Royal Ontario Museum 100 Queens Park Toronto-Canadá

Phone :

+1 416 5868000

Hours :

Monday-Sunday 10:00 AM -5:30 PM

Payment Methods:

     

Published: October  31, 2014

Royal Ontario Museum

At the turn of the 20th century, a small group of Torontonians envisioned a museum in the city of international stature. People of some position and influence, they championed the cause and persuaded both the Government of Ontario and the University of Toronto to fund the future museum.

The Royal Ontario Museum was formally created by the signing of the ROM Act in the Ontario Legislature on April 16, 1912. When the Duke of Connaught, then Governor-General of Canada, opened the new building to the public at 3:00 pm on March 19, 1914, it instantly became an object of pride for Toronto.

Today, the graceful structure of buff-coloured brick and terracotta, designed by Toronto-based architects Darling and Pearson, is the west wing of the ROM’s ensemble of buildings.

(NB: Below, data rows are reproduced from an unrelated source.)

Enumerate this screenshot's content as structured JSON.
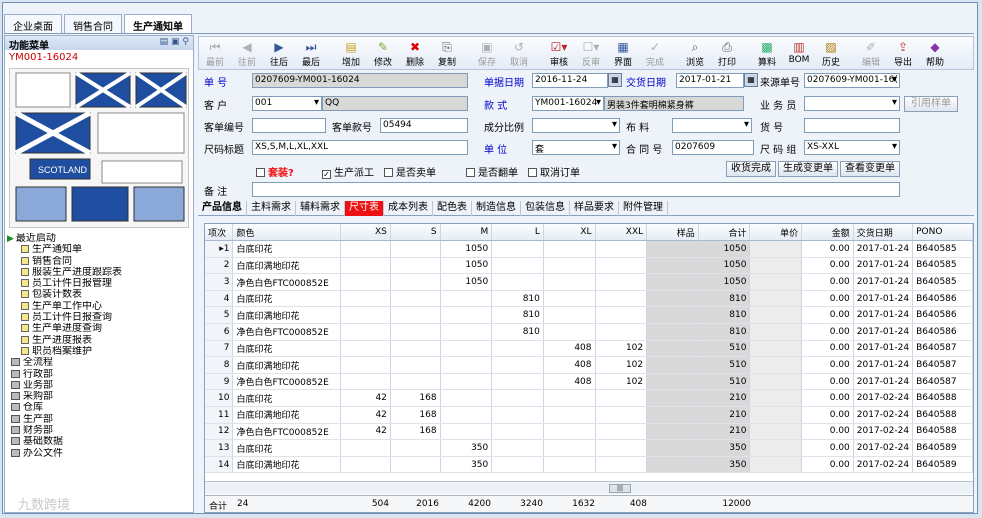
{
  "window": {
    "tabs": [
      "企业桌面",
      "销售合同",
      "生产通知单"
    ],
    "active_tab": "生产通知单"
  },
  "left_panel": {
    "title": "功能菜单",
    "code": "YM001-16024",
    "preview_label": "SCOTLAND",
    "tree": [
      {
        "label": "最近启动",
        "level": 0,
        "icon": "arrow-icon"
      },
      {
        "label": "生产通知单",
        "level": 1
      },
      {
        "label": "销售合同",
        "level": 1
      },
      {
        "label": "服装生产进度跟踪表",
        "level": 1
      },
      {
        "label": "员工计件日报管理",
        "level": 1
      },
      {
        "label": "包装计数表",
        "level": 1
      },
      {
        "label": "生产单工作中心",
        "level": 1
      },
      {
        "label": "员工计件日报查询",
        "level": 1
      },
      {
        "label": "生产单进度查询",
        "level": 1
      },
      {
        "label": "生产进度报表",
        "level": 1
      },
      {
        "label": "职员档案维护",
        "level": 1
      },
      {
        "label": "全流程",
        "level": 0
      },
      {
        "label": "行政部",
        "level": 0
      },
      {
        "label": "业务部",
        "level": 0
      },
      {
        "label": "采购部",
        "level": 0
      },
      {
        "label": "仓库",
        "level": 0
      },
      {
        "label": "生产部",
        "level": 0
      },
      {
        "label": "财务部",
        "level": 0
      },
      {
        "label": "基础数据",
        "level": 0
      },
      {
        "label": "办公文件",
        "level": 0
      }
    ]
  },
  "toolbar": {
    "buttons": [
      {
        "label": "最前",
        "icon": "first-icon",
        "enabled": false
      },
      {
        "label": "往前",
        "icon": "prev-icon",
        "enabled": false
      },
      {
        "label": "往后",
        "icon": "next-icon",
        "enabled": true
      },
      {
        "label": "最后",
        "icon": "last-icon",
        "enabled": true
      },
      {
        "label": "增加",
        "icon": "add-icon",
        "enabled": true
      },
      {
        "label": "修改",
        "icon": "edit-icon",
        "enabled": true
      },
      {
        "label": "删除",
        "icon": "delete-icon",
        "enabled": true
      },
      {
        "label": "复制",
        "icon": "copy-icon",
        "enabled": true
      },
      {
        "label": "保存",
        "icon": "save-icon",
        "enabled": false
      },
      {
        "label": "取消",
        "icon": "cancel-icon",
        "enabled": false
      },
      {
        "label": "审核",
        "icon": "approve-icon",
        "enabled": true
      },
      {
        "label": "反审",
        "icon": "unapprove-icon",
        "enabled": false
      },
      {
        "label": "界面",
        "icon": "layout-icon",
        "enabled": true
      },
      {
        "label": "完成",
        "icon": "complete-icon",
        "enabled": false
      },
      {
        "label": "浏览",
        "icon": "browse-icon",
        "enabled": true
      },
      {
        "label": "打印",
        "icon": "print-icon",
        "enabled": true
      },
      {
        "label": "算料",
        "icon": "calc-icon",
        "enabled": true
      },
      {
        "label": "BOM",
        "icon": "bom-icon",
        "enabled": true
      },
      {
        "label": "历史",
        "icon": "history-icon",
        "enabled": true
      },
      {
        "label": "编辑",
        "icon": "pencil-icon",
        "enabled": false
      },
      {
        "label": "导出",
        "icon": "export-icon",
        "enabled": true
      },
      {
        "label": "帮助",
        "icon": "help-icon",
        "enabled": true
      }
    ]
  },
  "form": {
    "order_no_label": "单    号",
    "order_no": "0207609-YM001-16024",
    "order_date_label": "单据日期",
    "order_date": "2016-11-24",
    "delivery_date_label": "交货日期",
    "delivery_date": "2017-01-21",
    "source_no_label": "来源单号",
    "source_no": "0207609-YM001-16(",
    "customer_label": "客    户",
    "customer_code": "001",
    "customer_name": "QQ",
    "style_label": "款    式",
    "style_code": "YM001-16024",
    "style_name": "男装3件套明棉紧身裤",
    "salesman_label": "业 务 员",
    "salesman": "",
    "quote_button": "引用样单",
    "customer_no_label": "客单编号",
    "customer_no": "",
    "customer_style_label": "客单款号",
    "customer_style": "05494",
    "composition_label": "成分比例",
    "composition": "",
    "fabric_label": "布    料",
    "fabric": "",
    "goods_no_label": "货    号",
    "goods_no": "",
    "size_title_label": "尺码标题",
    "size_title": "XS,S,M,L,XL,XXL",
    "unit_label": "单    位",
    "unit": "套",
    "contract_label": "合 同 号",
    "contract": "0207609",
    "size_group_label": "尺 码 组",
    "size_group": "XS-XXL",
    "checks": [
      {
        "label": "套装?",
        "checked": false,
        "red": true
      },
      {
        "label": "生产派工",
        "checked": true,
        "red": false
      },
      {
        "label": "是否卖单",
        "checked": false,
        "red": false
      },
      {
        "label": "是否翻单",
        "checked": false,
        "red": false
      },
      {
        "label": "取消订单",
        "checked": false,
        "red": false
      }
    ],
    "buttons": [
      "收货完成",
      "生成变更单",
      "查看变更单"
    ],
    "remark_label": "备    注",
    "remark": ""
  },
  "subtabs": [
    "产品信息",
    "主料需求",
    "辅料需求",
    "尺寸表",
    "成本列表",
    "配色表",
    "制造信息",
    "包装信息",
    "样品要求",
    "附件管理"
  ],
  "grid": {
    "columns": [
      "项次",
      "颜色",
      "XS",
      "S",
      "M",
      "L",
      "XL",
      "XXL",
      "样品",
      "合计",
      "单价",
      "金额",
      "交货日期",
      "PONO"
    ],
    "rows": [
      [
        "1",
        "白底印花",
        "",
        "",
        "1050",
        "",
        "",
        "",
        "",
        "1050",
        "",
        "0.00",
        "2017-01-24",
        "B640585"
      ],
      [
        "2",
        "白底印满地印花",
        "",
        "",
        "1050",
        "",
        "",
        "",
        "",
        "1050",
        "",
        "0.00",
        "2017-01-24",
        "B640585"
      ],
      [
        "3",
        "净色白色FTC000852E",
        "",
        "",
        "1050",
        "",
        "",
        "",
        "",
        "1050",
        "",
        "0.00",
        "2017-01-24",
        "B640585"
      ],
      [
        "4",
        "白底印花",
        "",
        "",
        "",
        "810",
        "",
        "",
        "",
        "810",
        "",
        "0.00",
        "2017-01-24",
        "B640586"
      ],
      [
        "5",
        "白底印满地印花",
        "",
        "",
        "",
        "810",
        "",
        "",
        "",
        "810",
        "",
        "0.00",
        "2017-01-24",
        "B640586"
      ],
      [
        "6",
        "净色白色FTC000852E",
        "",
        "",
        "",
        "810",
        "",
        "",
        "",
        "810",
        "",
        "0.00",
        "2017-01-24",
        "B640586"
      ],
      [
        "7",
        "白底印花",
        "",
        "",
        "",
        "",
        "408",
        "102",
        "",
        "510",
        "",
        "0.00",
        "2017-01-24",
        "B640587"
      ],
      [
        "8",
        "白底印满地印花",
        "",
        "",
        "",
        "",
        "408",
        "102",
        "",
        "510",
        "",
        "0.00",
        "2017-01-24",
        "B640587"
      ],
      [
        "9",
        "净色白色FTC000852E",
        "",
        "",
        "",
        "",
        "408",
        "102",
        "",
        "510",
        "",
        "0.00",
        "2017-01-24",
        "B640587"
      ],
      [
        "10",
        "白底印花",
        "42",
        "168",
        "",
        "",
        "",
        "",
        "",
        "210",
        "",
        "0.00",
        "2017-02-24",
        "B640588"
      ],
      [
        "11",
        "白底印满地印花",
        "42",
        "168",
        "",
        "",
        "",
        "",
        "",
        "210",
        "",
        "0.00",
        "2017-02-24",
        "B640588"
      ],
      [
        "12",
        "净色白色FTC000852E",
        "42",
        "168",
        "",
        "",
        "",
        "",
        "",
        "210",
        "",
        "0.00",
        "2017-02-24",
        "B640588"
      ],
      [
        "13",
        "白底印花",
        "",
        "",
        "350",
        "",
        "",
        "",
        "",
        "350",
        "",
        "0.00",
        "2017-02-24",
        "B640589"
      ],
      [
        "14",
        "白底印满地印花",
        "",
        "",
        "350",
        "",
        "",
        "",
        "",
        "350",
        "",
        "0.00",
        "2017-02-24",
        "B640589"
      ]
    ],
    "summary": {
      "label": "合计",
      "count": "24",
      "xs": "504",
      "s": "2016",
      "m": "4200",
      "l": "3240",
      "xl": "1632",
      "xxl": "408",
      "total": "12000"
    }
  },
  "watermark": "九数跨境",
  "colors": {
    "accent": "#0000cc",
    "alert": "#e11111",
    "frame": "#6f8fb5"
  }
}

Flanking Philosophers’ Walk, with its main entrance on Bloor Street West, this historic building originally housed five separate museums: the Royal Ontario Museums of Archaeology, Palaeontology, Mineralogy, Zoology, and Geology.